Raw data>

^^^^

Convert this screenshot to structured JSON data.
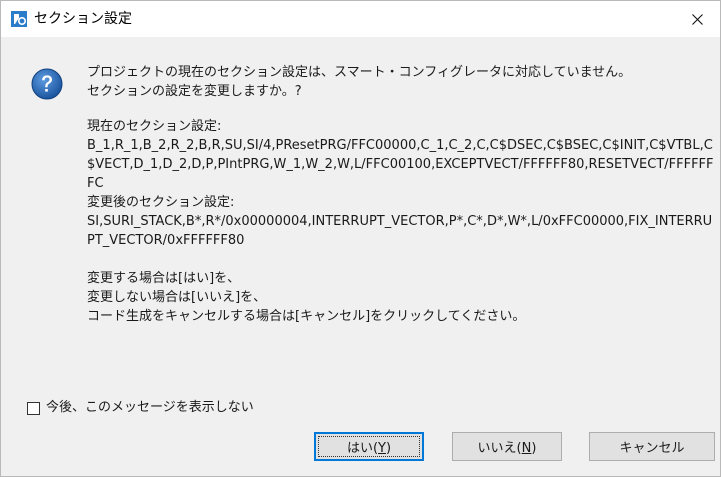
{
  "window": {
    "title": "セクション設定",
    "close_glyph": "✕"
  },
  "message": {
    "line1": "プロジェクトの現在のセクション設定は、スマート・コンフィグレータに対応していません。",
    "line2": "セクションの設定を変更しますか。?",
    "current_label": "現在のセクション設定:",
    "current_value": "B_1,R_1,B_2,R_2,B,R,SU,SI/4,PResetPRG/FFC00000,C_1,C_2,C,C$DSEC,C$BSEC,C$INIT,C$VTBL,C$VECT,D_1,D_2,D,P,PIntPRG,W_1,W_2,W,L/FFC00100,EXCEPTVECT/FFFFFF80,RESETVECT/FFFFFFFC",
    "new_label": "変更後のセクション設定:",
    "new_value": "SI,SURI_STACK,B*,R*/0x00000004,INTERRUPT_VECTOR,P*,C*,D*,W*,L/0xFFC00000,FIX_INTERRUPT_VECTOR/0xFFFFFF80",
    "instr1": "変更する場合は[はい]を、",
    "instr2": "変更しない場合は[いいえ]を、",
    "instr3": "コード生成をキャンセルする場合は[キャンセル]をクリックしてください。"
  },
  "checkbox": {
    "label": "今後、このメッセージを表示しない",
    "checked": false
  },
  "buttons": {
    "yes": {
      "label": "はい(",
      "mnemonic": "Y",
      "suffix": ")"
    },
    "no": {
      "label": "いいえ(",
      "mnemonic": "N",
      "suffix": ")"
    },
    "cancel": {
      "label": "キャンセル"
    }
  },
  "icons": {
    "app": "renesas-app-icon",
    "message": "question-icon",
    "close": "close-icon"
  },
  "colors": {
    "dialog_bg": "#f0f0f0",
    "titlebar_bg": "#ffffff",
    "question_icon": "#1f5fa8",
    "default_button_border": "#0078d7",
    "button_bg": "#e1e1e1"
  }
}
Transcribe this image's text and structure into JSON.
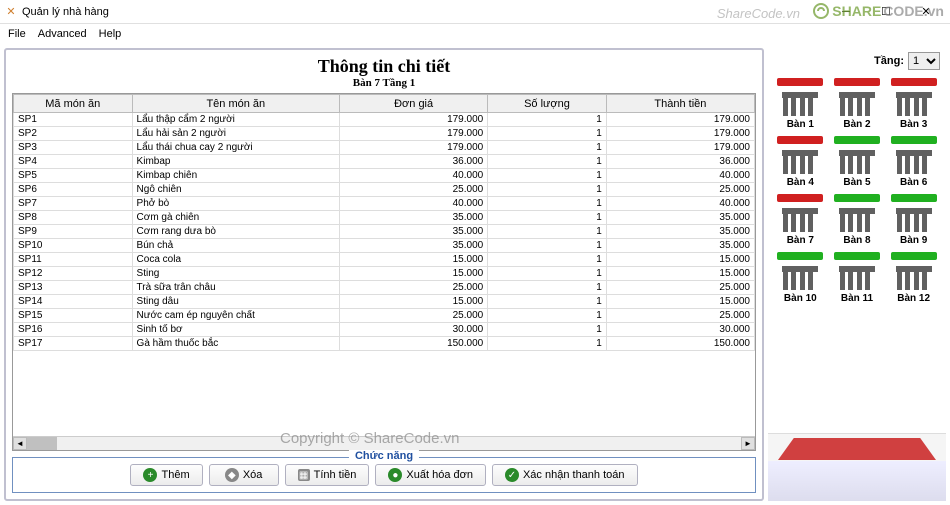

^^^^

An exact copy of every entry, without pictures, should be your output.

Exercise output>
Convert this screenshot to structured JSON data.
{
  "window": {
    "title": "セクション設定",
    "close_glyph": "✕"
  },
  "message": {
    "line1": "プロジェクトの現在のセクション設定は、スマート・コンフィグレータに対応していません。",
    "line2": "セクションの設定を変更しますか。?",
    "current_label": "現在のセクション設定:",
    "current_value": "B_1,R_1,B_2,R_2,B,R,SU,SI/4,PResetPRG/FFC00000,C_1,C_2,C,C$DSEC,C$BSEC,C$INIT,C$VTBL,C$VECT,D_1,D_2,D,P,PIntPRG,W_1,W_2,W,L/FFC00100,EXCEPTVECT/FFFFFF80,RESETVECT/FFFFFFFC",
    "new_label": "変更後のセクション設定:",
    "new_value": "SI,SURI_STACK,B*,R*/0x00000004,INTERRUPT_VECTOR,P*,C*,D*,W*,L/0xFFC00000,FIX_INTERRUPT_VECTOR/0xFFFFFF80",
    "instr1": "変更する場合は[はい]を、",
    "instr2": "変更しない場合は[いいえ]を、",
    "instr3": "コード生成をキャンセルする場合は[キャンセル]をクリックしてください。"
  },
  "checkbox": {
    "label": "今後、このメッセージを表示しない",
    "checked": false
  },
  "buttons": {
    "yes": {
      "label": "はい(",
      "mnemonic": "Y",
      "suffix": ")"
    },
    "no": {
      "label": "いいえ(",
      "mnemonic": "N",
      "suffix": ")"
    },
    "cancel": {
      "label": "キャンセル"
    }
  },
  "icons": {
    "app": "renesas-app-icon",
    "message": "question-icon",
    "close": "close-icon"
  },
  "colors": {
    "dialog_bg": "#f0f0f0",
    "titlebar_bg": "#ffffff",
    "question_icon": "#1f5fa8",
    "default_button_border": "#0078d7",
    "button_bg": "#e1e1e1"
  }
}
Transcribe this image's text and structure into JSON.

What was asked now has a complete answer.